**WORK ITEM:**
Please retype the data below in full.
----
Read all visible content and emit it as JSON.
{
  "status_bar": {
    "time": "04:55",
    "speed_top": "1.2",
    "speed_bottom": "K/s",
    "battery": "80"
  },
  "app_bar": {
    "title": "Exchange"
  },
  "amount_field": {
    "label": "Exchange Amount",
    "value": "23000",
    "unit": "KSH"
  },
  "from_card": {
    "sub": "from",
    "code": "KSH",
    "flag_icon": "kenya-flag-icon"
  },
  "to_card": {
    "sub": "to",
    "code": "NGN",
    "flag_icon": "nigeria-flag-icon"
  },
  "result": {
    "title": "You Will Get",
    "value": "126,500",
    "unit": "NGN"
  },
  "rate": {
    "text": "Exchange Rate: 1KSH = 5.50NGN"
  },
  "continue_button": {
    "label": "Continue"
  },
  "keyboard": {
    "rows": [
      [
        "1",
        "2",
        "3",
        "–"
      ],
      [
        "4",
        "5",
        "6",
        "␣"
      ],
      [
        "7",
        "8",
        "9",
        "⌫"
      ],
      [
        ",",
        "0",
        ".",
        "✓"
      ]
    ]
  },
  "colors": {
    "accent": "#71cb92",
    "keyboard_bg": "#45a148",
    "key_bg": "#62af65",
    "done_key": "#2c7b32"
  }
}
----
**TASK RESPONSE:**
Read all visible content and emit it as JSON.
{
  "status_bar": {
    "time": "04:55",
    "speed_top": "1.2",
    "speed_bottom": "K/s",
    "battery": "80"
  },
  "app_bar": {
    "title": "Exchange"
  },
  "amount_field": {
    "label": "Exchange Amount",
    "value": "23000",
    "unit": "KSH"
  },
  "from_card": {
    "sub": "from",
    "code": "KSH",
    "flag_icon": "kenya-flag-icon"
  },
  "to_card": {
    "sub": "to",
    "code": "NGN",
    "flag_icon": "nigeria-flag-icon"
  },
  "result": {
    "title": "You Will Get",
    "value": "126,500",
    "unit": "NGN"
  },
  "rate": {
    "text": "Exchange Rate: 1KSH = 5.50NGN"
  },
  "continue_button": {
    "label": "Continue"
  },
  "keyboard": {
    "rows": [
      [
        "1",
        "2",
        "3",
        "–"
      ],
      [
        "4",
        "5",
        "6",
        "␣"
      ],
      [
        "7",
        "8",
        "9",
        "⌫"
      ],
      [
        ",",
        "0",
        ".",
        "✓"
      ]
    ]
  },
  "colors": {
    "accent": "#71cb92",
    "keyboard_bg": "#45a148",
    "key_bg": "#62af65",
    "done_key": "#2c7b32"
  }
}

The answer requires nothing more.